TASK STATEMENT: Go through the records below and report each line with "level" in it.

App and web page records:
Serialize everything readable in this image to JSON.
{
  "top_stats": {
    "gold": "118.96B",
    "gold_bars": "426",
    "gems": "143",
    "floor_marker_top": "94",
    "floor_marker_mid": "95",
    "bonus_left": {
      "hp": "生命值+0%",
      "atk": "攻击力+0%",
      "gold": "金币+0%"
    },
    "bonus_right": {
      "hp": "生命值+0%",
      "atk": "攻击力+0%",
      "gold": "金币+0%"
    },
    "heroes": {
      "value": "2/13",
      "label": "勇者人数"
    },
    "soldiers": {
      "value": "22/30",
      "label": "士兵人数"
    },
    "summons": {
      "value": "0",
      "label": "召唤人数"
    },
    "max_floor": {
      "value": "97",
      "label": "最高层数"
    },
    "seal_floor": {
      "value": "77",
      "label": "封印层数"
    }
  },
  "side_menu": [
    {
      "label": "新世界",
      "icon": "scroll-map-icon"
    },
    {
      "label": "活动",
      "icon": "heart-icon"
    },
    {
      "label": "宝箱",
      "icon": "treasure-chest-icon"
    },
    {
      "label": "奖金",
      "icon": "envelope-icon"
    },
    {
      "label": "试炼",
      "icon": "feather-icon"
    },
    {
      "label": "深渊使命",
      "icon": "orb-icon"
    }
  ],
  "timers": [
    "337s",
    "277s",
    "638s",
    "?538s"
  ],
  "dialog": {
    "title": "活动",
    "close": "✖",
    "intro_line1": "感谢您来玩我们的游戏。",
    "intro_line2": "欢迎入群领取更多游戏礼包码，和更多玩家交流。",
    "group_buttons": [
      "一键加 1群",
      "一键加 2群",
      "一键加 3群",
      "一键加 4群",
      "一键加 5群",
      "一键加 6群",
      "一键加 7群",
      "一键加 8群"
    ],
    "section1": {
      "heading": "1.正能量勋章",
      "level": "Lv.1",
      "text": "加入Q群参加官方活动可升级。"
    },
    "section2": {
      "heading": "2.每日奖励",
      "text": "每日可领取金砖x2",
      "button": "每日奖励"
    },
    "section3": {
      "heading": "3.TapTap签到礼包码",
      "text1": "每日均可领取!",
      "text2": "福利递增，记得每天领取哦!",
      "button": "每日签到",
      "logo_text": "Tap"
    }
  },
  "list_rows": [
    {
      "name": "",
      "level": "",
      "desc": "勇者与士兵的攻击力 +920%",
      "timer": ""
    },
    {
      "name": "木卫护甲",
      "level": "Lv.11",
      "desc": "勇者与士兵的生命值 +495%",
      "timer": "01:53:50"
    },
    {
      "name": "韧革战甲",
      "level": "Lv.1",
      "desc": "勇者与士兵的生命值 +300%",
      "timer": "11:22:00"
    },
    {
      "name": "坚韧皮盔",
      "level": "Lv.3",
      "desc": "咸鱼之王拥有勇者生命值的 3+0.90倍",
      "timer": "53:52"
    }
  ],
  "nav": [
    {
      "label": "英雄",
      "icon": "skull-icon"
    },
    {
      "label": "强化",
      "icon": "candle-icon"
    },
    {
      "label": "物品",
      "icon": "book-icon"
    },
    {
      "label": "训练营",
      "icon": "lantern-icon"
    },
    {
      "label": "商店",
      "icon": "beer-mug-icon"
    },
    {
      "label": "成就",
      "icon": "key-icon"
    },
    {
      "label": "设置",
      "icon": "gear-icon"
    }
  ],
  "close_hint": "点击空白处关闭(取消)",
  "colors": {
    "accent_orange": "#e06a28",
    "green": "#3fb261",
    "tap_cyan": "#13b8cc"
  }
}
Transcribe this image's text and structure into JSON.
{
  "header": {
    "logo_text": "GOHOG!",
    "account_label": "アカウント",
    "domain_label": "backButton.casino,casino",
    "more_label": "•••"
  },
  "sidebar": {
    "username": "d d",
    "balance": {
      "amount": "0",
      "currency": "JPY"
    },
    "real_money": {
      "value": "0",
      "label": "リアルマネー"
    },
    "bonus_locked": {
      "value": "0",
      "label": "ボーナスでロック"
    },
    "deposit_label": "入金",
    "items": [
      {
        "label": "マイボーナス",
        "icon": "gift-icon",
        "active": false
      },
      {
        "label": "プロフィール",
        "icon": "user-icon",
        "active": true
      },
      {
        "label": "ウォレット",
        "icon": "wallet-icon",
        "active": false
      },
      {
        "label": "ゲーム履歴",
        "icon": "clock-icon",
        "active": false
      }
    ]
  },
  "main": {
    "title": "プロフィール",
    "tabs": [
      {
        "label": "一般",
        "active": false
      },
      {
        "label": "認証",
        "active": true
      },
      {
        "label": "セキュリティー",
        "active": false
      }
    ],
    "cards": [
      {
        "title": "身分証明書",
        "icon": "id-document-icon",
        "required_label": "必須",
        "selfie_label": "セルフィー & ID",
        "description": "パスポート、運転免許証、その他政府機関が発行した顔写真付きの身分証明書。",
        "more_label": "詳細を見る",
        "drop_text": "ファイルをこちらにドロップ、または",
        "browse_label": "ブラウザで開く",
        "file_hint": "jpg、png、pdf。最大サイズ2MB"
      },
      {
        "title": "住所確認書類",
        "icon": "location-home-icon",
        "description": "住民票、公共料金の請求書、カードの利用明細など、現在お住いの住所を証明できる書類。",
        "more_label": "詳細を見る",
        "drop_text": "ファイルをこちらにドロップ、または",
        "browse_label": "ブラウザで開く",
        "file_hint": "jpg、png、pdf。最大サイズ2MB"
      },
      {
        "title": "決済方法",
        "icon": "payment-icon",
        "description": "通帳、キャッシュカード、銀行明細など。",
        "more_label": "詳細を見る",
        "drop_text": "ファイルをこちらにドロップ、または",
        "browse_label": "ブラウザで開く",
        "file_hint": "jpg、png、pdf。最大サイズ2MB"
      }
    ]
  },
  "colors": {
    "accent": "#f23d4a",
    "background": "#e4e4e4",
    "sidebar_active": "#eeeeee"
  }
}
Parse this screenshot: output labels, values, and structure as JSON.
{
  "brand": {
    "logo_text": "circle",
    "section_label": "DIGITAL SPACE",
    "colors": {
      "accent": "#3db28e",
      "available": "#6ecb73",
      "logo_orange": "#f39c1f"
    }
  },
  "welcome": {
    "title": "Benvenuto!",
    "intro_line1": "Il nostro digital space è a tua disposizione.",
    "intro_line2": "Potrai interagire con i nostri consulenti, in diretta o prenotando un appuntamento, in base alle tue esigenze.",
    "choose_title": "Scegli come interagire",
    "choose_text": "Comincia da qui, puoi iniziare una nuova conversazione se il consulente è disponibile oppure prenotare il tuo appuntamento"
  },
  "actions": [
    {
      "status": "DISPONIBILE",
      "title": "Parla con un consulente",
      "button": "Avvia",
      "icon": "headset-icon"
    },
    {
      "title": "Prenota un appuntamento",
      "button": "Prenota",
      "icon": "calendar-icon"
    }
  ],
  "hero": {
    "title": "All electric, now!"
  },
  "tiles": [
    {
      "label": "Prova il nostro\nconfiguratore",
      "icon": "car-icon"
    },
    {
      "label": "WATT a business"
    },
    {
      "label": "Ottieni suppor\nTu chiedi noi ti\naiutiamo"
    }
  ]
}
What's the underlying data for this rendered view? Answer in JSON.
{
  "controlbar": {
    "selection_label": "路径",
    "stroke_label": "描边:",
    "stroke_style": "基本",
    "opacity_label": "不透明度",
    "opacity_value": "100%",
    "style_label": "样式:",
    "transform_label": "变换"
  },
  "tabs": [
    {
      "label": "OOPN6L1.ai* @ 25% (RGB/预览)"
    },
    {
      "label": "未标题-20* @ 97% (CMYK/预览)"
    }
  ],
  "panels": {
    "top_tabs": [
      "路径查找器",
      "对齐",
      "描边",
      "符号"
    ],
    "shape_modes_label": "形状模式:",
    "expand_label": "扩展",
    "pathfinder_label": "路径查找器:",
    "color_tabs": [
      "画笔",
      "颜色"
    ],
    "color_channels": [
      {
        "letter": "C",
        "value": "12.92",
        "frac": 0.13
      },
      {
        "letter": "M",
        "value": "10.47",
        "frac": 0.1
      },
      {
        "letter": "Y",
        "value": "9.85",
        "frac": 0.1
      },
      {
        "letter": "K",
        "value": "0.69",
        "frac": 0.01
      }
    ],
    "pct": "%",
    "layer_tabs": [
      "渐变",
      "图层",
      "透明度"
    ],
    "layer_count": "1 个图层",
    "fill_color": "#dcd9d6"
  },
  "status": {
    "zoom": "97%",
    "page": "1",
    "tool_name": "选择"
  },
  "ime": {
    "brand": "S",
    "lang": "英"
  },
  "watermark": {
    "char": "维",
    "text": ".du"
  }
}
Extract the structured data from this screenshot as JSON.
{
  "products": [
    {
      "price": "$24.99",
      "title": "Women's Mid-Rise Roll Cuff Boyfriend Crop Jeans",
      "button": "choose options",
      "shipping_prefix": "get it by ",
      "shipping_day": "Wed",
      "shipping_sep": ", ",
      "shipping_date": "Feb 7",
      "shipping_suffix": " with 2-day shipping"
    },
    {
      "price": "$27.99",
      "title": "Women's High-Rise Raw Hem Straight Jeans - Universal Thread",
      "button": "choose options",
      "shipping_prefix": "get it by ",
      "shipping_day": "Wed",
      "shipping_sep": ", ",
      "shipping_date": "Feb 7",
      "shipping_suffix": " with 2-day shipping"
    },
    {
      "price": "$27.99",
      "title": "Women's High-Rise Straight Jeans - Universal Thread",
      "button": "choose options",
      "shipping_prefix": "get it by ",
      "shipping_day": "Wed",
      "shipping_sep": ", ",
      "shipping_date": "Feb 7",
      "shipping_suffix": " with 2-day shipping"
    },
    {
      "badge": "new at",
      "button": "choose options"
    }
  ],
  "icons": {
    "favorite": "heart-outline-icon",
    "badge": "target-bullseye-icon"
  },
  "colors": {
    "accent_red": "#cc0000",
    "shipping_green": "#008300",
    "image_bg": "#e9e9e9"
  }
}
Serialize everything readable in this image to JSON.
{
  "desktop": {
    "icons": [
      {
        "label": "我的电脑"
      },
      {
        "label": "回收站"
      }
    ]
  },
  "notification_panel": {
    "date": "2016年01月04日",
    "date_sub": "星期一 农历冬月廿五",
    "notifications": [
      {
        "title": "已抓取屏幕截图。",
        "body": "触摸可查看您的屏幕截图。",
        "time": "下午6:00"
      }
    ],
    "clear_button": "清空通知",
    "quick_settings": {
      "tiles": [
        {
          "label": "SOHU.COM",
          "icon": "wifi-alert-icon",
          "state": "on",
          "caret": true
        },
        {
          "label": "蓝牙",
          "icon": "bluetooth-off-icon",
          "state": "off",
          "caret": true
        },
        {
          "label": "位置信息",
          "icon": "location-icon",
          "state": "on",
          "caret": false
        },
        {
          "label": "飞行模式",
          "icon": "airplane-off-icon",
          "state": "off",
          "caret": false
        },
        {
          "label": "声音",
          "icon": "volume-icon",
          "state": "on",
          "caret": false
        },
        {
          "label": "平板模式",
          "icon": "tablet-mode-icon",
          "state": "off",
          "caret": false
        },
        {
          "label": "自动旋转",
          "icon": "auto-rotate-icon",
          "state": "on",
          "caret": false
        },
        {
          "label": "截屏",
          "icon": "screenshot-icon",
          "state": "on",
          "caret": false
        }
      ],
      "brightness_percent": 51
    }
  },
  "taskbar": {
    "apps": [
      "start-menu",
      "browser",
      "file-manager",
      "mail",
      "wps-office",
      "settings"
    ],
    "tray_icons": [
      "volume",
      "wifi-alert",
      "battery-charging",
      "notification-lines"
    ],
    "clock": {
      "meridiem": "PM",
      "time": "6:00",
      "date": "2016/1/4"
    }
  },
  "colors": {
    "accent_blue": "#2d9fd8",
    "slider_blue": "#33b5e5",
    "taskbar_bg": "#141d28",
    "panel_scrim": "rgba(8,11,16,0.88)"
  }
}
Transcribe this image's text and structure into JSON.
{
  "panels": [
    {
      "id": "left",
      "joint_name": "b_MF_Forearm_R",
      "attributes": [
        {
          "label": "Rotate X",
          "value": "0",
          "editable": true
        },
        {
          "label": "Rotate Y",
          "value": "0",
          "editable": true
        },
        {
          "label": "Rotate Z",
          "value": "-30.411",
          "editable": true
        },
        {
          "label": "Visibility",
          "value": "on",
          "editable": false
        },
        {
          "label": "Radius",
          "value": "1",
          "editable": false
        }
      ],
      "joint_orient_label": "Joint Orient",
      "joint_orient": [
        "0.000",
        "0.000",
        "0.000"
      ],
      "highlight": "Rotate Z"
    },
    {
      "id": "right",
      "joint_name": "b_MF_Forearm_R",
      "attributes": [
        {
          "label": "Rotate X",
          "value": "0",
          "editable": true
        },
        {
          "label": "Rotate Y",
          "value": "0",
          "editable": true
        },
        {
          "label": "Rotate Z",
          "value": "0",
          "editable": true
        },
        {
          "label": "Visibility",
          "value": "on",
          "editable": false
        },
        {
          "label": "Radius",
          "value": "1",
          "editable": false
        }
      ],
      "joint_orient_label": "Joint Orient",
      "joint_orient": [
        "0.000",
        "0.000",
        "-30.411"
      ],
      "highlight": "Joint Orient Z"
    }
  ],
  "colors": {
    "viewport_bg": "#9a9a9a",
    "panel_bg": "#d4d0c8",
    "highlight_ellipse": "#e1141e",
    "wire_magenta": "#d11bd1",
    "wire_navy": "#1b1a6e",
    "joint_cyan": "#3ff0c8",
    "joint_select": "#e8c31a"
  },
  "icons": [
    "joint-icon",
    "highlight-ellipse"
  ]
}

OUTPUT OF THE EXERCISE:
      "level": "Lv.1",
      "level": "",
      "level": "Lv.11",
      "level": "Lv.1",
      "level": "Lv.3",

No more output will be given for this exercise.